GIVEN DATA =
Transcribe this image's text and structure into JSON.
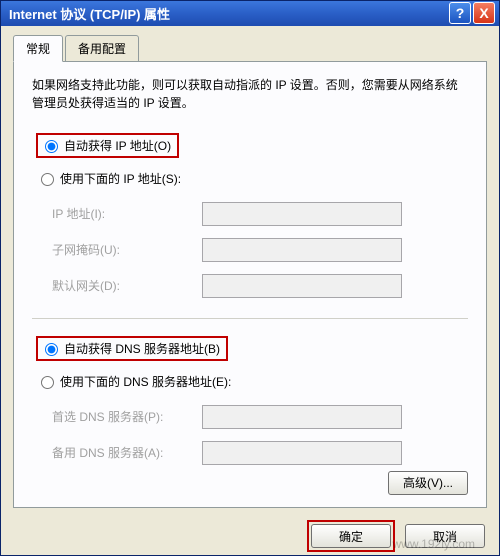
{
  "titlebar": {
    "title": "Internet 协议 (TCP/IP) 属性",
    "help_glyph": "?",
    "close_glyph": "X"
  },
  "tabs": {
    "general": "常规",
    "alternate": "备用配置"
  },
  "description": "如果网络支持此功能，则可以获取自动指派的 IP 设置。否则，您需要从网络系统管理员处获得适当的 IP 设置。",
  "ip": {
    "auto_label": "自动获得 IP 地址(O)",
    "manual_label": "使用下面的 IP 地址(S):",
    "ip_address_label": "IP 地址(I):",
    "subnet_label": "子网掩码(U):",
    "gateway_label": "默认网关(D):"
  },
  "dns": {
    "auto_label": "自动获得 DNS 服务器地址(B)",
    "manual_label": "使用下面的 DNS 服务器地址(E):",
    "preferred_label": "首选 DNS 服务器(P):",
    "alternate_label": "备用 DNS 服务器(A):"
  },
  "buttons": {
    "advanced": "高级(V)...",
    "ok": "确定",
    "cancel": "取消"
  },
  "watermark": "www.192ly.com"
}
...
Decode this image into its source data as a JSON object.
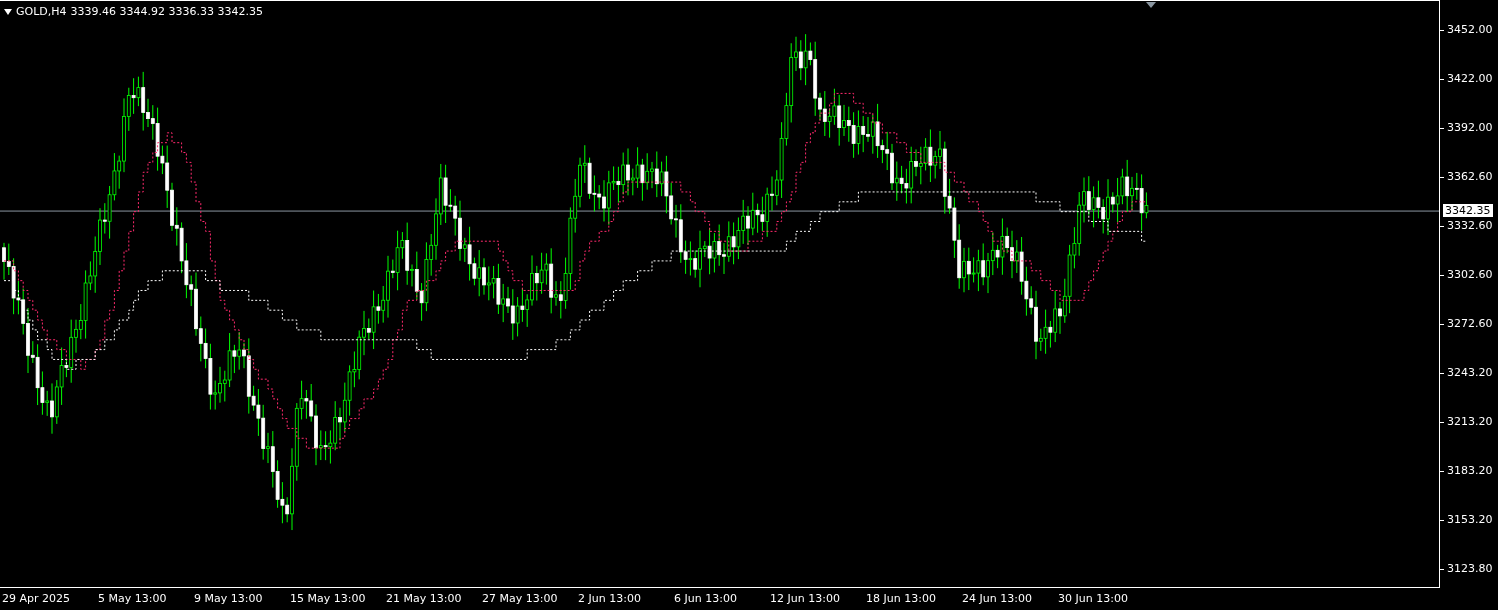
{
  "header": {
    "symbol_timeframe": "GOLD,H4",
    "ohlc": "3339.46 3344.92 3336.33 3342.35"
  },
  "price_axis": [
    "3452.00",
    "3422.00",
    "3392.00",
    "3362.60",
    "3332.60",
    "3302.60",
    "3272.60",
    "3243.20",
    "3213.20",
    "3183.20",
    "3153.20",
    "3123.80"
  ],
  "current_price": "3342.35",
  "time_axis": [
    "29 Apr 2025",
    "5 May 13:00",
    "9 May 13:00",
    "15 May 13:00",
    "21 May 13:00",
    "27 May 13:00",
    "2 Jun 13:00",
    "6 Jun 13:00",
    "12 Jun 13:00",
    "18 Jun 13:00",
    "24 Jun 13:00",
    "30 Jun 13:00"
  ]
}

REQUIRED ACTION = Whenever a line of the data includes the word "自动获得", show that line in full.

RESPONSE TO THE TASK =
    "auto_label": "自动获得 IP 地址(O)",
    "auto_label": "自动获得 DNS 服务器地址(B)",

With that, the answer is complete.